** Your objective **
Nothing but the pictures should be left out when the entries below are duplicated.

** Source information **
________________________
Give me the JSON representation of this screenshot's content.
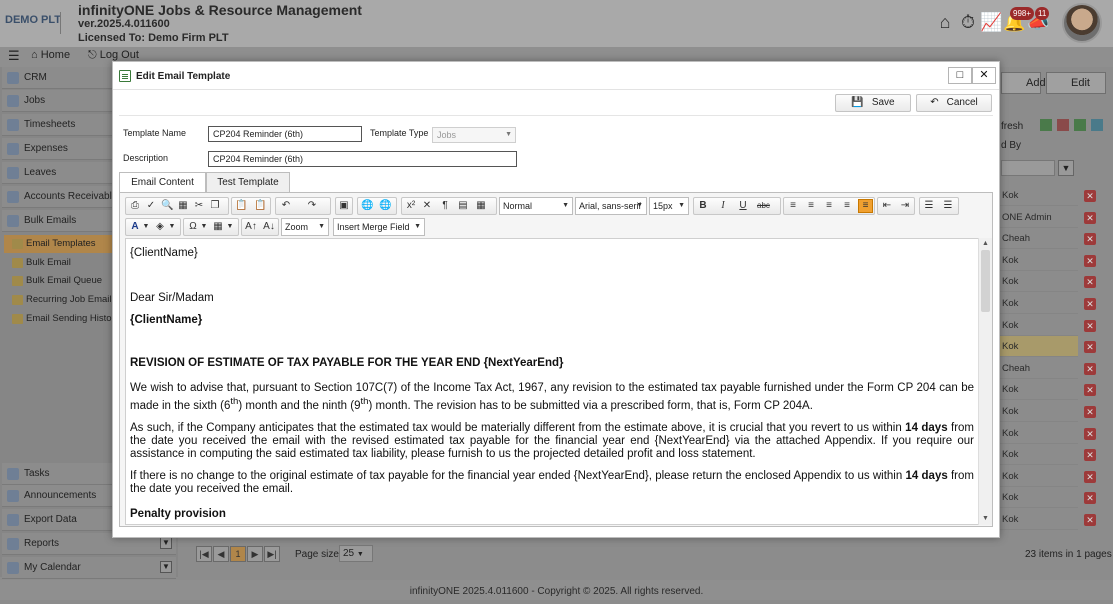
{
  "header": {
    "logo": "DEMO PLT",
    "title": "infinityONE Jobs & Resource Management",
    "version": "ver.2025.4.011600",
    "license": "Licensed To: Demo Firm PLT",
    "badges": {
      "notifications": "998+",
      "tasks": "11"
    },
    "icons": [
      "home-icon",
      "stopwatch-icon",
      "chart-icon",
      "bell-icon",
      "megaphone-icon"
    ]
  },
  "nav": {
    "home": "Home",
    "logout": "Log Out"
  },
  "sidebar": {
    "items": [
      {
        "label": "CRM"
      },
      {
        "label": "Jobs"
      },
      {
        "label": "Timesheets"
      },
      {
        "label": "Expenses"
      },
      {
        "label": "Leaves"
      },
      {
        "label": "Accounts Receivable"
      },
      {
        "label": "Bulk Emails"
      }
    ],
    "subitems": [
      {
        "label": "Email Templates"
      },
      {
        "label": "Bulk Email"
      },
      {
        "label": "Bulk Email Queue"
      },
      {
        "label": "Recurring Job Email ("
      },
      {
        "label": "Email Sending Histor"
      }
    ],
    "bottom": [
      {
        "label": "Tasks"
      },
      {
        "label": "Announcements"
      },
      {
        "label": "Export Data"
      },
      {
        "label": "Reports"
      },
      {
        "label": "My Calendar"
      }
    ]
  },
  "grid": {
    "add_label": "Add",
    "edit_label": "Edit",
    "refresh_label": "fresh",
    "column_header": "d By",
    "rows": [
      "Kok",
      "ONE Admin",
      "Cheah",
      "Kok",
      "Kok",
      "Kok",
      "Kok",
      "Kok",
      "Cheah",
      "Kok",
      "Kok",
      "Kok",
      "Kok",
      "Kok",
      "Kok",
      "Kok"
    ],
    "pager": {
      "page": "1",
      "page_size_label": "Page size:",
      "page_size": "25",
      "summary": "23 items in 1 pages"
    }
  },
  "footer": "infinityONE 2025.4.011600 - Copyright © 2025. All rights reserved.",
  "modal": {
    "title": "Edit Email Template",
    "save_label": "Save",
    "cancel_label": "Cancel",
    "template_name_label": "Template Name",
    "template_name": "CP204 Reminder (6th)",
    "template_type_label": "Template Type",
    "template_type": "Jobs",
    "description_label": "Description",
    "description": "CP204 Reminder (6th)",
    "tabs": [
      {
        "label": "Email Content"
      },
      {
        "label": "Test Template"
      }
    ],
    "editor": {
      "format": "Normal",
      "font": "Arial, sans-serif",
      "size": "15px",
      "zoom": "Zoom",
      "merge_field": "Insert Merge Field",
      "content": {
        "client1": "{ClientName}",
        "greeting": "Dear Sir/Madam",
        "client2": "{ClientName}",
        "heading": "REVISION OF ESTIMATE OF TAX PAYABLE FOR THE YEAR END {NextYearEnd}",
        "p1a": "We wish to advise that, pursuant to Section 107C(7) of the Income Tax Act, 1967, any revision to the estimated tax payable furnished under the Form CP 204 can be made in the sixth (6",
        "p1sup1": "th",
        "p1b": ") month and the ninth (9",
        "p1sup2": "th",
        "p1c": ") month. The revision has to be submitted via a prescribed form, that is, Form CP 204A.",
        "p2a": "As such, if the Company anticipates that the estimated tax would be materially different from the estimate above, it is crucial that you revert to us within ",
        "p2bold": "14 days",
        "p2b": " from the date you received the email with the revised estimated tax payable for the financial year end {NextYearEnd} via the attached Appendix.  If you require our assistance in computing the said estimated tax liability, please furnish to us the projected detailed profit and loss statement.",
        "p3a": "If there is no change to the original estimate of tax payable for the financial year ended {NextYearEnd}, please return the enclosed Appendix to us within ",
        "p3bold": "14 days",
        "p3b": " from the date you received the email.",
        "penalty": "Penalty provision"
      }
    }
  }
}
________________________
** Response for this exercise **
Give me the JSON representation of this screenshot's content.
{
  "header": {
    "logo": "DEMO PLT",
    "title": "infinityONE Jobs & Resource Management",
    "version": "ver.2025.4.011600",
    "license": "Licensed To: Demo Firm PLT",
    "badges": {
      "notifications": "998+",
      "tasks": "11"
    },
    "icons": [
      "home-icon",
      "stopwatch-icon",
      "chart-icon",
      "bell-icon",
      "megaphone-icon"
    ]
  },
  "nav": {
    "home": "Home",
    "logout": "Log Out"
  },
  "sidebar": {
    "items": [
      {
        "label": "CRM"
      },
      {
        "label": "Jobs"
      },
      {
        "label": "Timesheets"
      },
      {
        "label": "Expenses"
      },
      {
        "label": "Leaves"
      },
      {
        "label": "Accounts Receivable"
      },
      {
        "label": "Bulk Emails"
      }
    ],
    "subitems": [
      {
        "label": "Email Templates"
      },
      {
        "label": "Bulk Email"
      },
      {
        "label": "Bulk Email Queue"
      },
      {
        "label": "Recurring Job Email ("
      },
      {
        "label": "Email Sending Histor"
      }
    ],
    "bottom": [
      {
        "label": "Tasks"
      },
      {
        "label": "Announcements"
      },
      {
        "label": "Export Data"
      },
      {
        "label": "Reports"
      },
      {
        "label": "My Calendar"
      }
    ]
  },
  "grid": {
    "add_label": "Add",
    "edit_label": "Edit",
    "refresh_label": "fresh",
    "column_header": "d By",
    "rows": [
      "Kok",
      "ONE Admin",
      "Cheah",
      "Kok",
      "Kok",
      "Kok",
      "Kok",
      "Kok",
      "Cheah",
      "Kok",
      "Kok",
      "Kok",
      "Kok",
      "Kok",
      "Kok",
      "Kok"
    ],
    "pager": {
      "page": "1",
      "page_size_label": "Page size:",
      "page_size": "25",
      "summary": "23 items in 1 pages"
    }
  },
  "footer": "infinityONE 2025.4.011600 - Copyright © 2025. All rights reserved.",
  "modal": {
    "title": "Edit Email Template",
    "save_label": "Save",
    "cancel_label": "Cancel",
    "template_name_label": "Template Name",
    "template_name": "CP204 Reminder (6th)",
    "template_type_label": "Template Type",
    "template_type": "Jobs",
    "description_label": "Description",
    "description": "CP204 Reminder (6th)",
    "tabs": [
      {
        "label": "Email Content"
      },
      {
        "label": "Test Template"
      }
    ],
    "editor": {
      "format": "Normal",
      "font": "Arial, sans-serif",
      "size": "15px",
      "zoom": "Zoom",
      "merge_field": "Insert Merge Field",
      "content": {
        "client1": "{ClientName}",
        "greeting": "Dear Sir/Madam",
        "client2": "{ClientName}",
        "heading": "REVISION OF ESTIMATE OF TAX PAYABLE FOR THE YEAR END {NextYearEnd}",
        "p1a": "We wish to advise that, pursuant to Section 107C(7) of the Income Tax Act, 1967, any revision to the estimated tax payable furnished under the Form CP 204 can be made in the sixth (6",
        "p1sup1": "th",
        "p1b": ") month and the ninth (9",
        "p1sup2": "th",
        "p1c": ") month. The revision has to be submitted via a prescribed form, that is, Form CP 204A.",
        "p2a": "As such, if the Company anticipates that the estimated tax would be materially different from the estimate above, it is crucial that you revert to us within ",
        "p2bold": "14 days",
        "p2b": " from the date you received the email with the revised estimated tax payable for the financial year end {NextYearEnd} via the attached Appendix.  If you require our assistance in computing the said estimated tax liability, please furnish to us the projected detailed profit and loss statement.",
        "p3a": "If there is no change to the original estimate of tax payable for the financial year ended {NextYearEnd}, please return the enclosed Appendix to us within ",
        "p3bold": "14 days",
        "p3b": " from the date you received the email.",
        "penalty": "Penalty provision"
      }
    }
  }
}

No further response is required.